British exploration company Tullow Oil says it expects to sign an agreement with the government before the end of the year that will pave the way for the construction of a pipeline to transport crude petroleum from Turkana to the Kenyan coast.
The joint venture agreement (JDA) will be followed by studies on the pipeline’s technical requirements as well as its financing and ownership structure.
Plans to construct the pipeline were set back by the withdrawal by Uganda, which opted to sign a deal with Tanzania for a separate pipeline, citing security concerns over the Kenya route.
The British oil explorer disclosed in a trading update released Wednesday that the signing of the contract — together with African Oil and Maersk Companies — will also permit them to investigate the social and environmental impact of the 865km pipeline.
President Uhuru Kenyatta in August announced that the agreement had been “concluded”.
Tullow, in a trading update released Wednesday, said the negotiations were in fact concluded last month and that it expects that the agreement will be “executed” by the end of the year.
“The JDA will allow important studies to commence such as Front End Engineering Design (FEED), Environmental and Social Impact Assessments (ESIA), as well as studies on pipeline financing and ownership,” Tullow said in the statement.
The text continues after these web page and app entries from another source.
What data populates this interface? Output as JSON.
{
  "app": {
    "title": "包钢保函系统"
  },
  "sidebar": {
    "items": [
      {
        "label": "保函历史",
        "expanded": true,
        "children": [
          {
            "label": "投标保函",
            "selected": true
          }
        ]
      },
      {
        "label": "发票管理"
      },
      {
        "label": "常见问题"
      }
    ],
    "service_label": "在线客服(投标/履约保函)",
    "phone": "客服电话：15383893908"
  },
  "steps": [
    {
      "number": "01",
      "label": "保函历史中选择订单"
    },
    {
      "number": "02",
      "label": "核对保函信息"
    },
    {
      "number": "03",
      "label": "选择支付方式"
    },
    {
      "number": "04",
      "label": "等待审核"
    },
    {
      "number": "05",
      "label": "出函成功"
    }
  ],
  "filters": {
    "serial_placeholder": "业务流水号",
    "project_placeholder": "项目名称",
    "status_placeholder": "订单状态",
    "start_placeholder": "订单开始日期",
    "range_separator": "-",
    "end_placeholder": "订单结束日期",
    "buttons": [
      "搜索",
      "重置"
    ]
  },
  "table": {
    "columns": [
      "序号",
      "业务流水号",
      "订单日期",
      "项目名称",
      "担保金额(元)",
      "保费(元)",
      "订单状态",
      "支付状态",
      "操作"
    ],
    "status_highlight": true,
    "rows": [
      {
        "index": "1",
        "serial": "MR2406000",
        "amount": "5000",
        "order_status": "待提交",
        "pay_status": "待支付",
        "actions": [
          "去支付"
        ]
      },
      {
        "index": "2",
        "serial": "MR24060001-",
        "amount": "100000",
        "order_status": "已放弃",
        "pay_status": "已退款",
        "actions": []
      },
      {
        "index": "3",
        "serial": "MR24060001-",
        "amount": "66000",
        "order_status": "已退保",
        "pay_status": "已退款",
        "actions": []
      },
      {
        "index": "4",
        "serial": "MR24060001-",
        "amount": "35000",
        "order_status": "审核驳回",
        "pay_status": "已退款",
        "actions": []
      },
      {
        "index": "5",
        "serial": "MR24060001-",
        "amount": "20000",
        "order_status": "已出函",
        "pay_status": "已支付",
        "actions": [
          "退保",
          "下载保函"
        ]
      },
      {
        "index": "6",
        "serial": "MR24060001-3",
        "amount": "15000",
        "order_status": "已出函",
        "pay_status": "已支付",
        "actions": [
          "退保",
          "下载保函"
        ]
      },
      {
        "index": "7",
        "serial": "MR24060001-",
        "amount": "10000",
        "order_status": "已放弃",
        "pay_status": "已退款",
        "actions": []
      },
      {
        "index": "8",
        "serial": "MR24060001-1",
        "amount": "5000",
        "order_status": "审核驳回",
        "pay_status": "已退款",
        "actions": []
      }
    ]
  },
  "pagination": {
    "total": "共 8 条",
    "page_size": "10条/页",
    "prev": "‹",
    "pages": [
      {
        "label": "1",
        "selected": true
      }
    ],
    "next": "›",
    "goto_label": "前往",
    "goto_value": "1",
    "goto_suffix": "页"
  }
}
FEED, the engineering process that comes after the conceptual design or feasibility study, focuses on the technical requirements and approximate investment costs for a project.
Tullow’s count of the Turkana oil reserves stands at 750 million barrels — which is considered economically viable at the current prices of $46 a barrel. One barrel is equivalent to 159 litres.
The construction of the oil pipeline linking the Turkana oilfields to the Lamu port is expected to begin in 2018 and end in 2021 at a cost of approximately Sh210 billion.
The pipeline is expected to have the capacity to move between 80,000-120,000 barrels of oil per day. At that rate, it would take 20 years to exhaust the Turkana oil deposits.
Tullow, which first struck oil in 2012, says it is preparing to execute the Early Oil Pilot Scheme (EOPS) that will see it export 2,000 barrels of crude oil per day by road as a precursor to the Full Field Development (FFD).
The plan will utilise five existing wells to produce oil which will then be transported to Turkana and Mombasa by road in insulated tankers, according to the government.
Critics of the plan, which is to deliver its first product mid next year, say transporting these minimal amounts of oil via road is not cost-effective.
The government and Tullow have, however defended the plan, saying it will provide important logistical and technical information important for commercial oil production.
“This data will help the operators of the project understand the behaviour of oil reservoirs and how they transform as they produce oil,” Energy principal secretary Andrew Kamau said in a newspaper opinion article last month.
Tullow also announced that, together with its JV partners, it will restart exploration drilling in the South Lokichar basin next month.
The partner firms will drill two new wells, Etete and Erut, as well as appraise two others in the Ngamia and Amosing fields that have already proved to have oil reserves.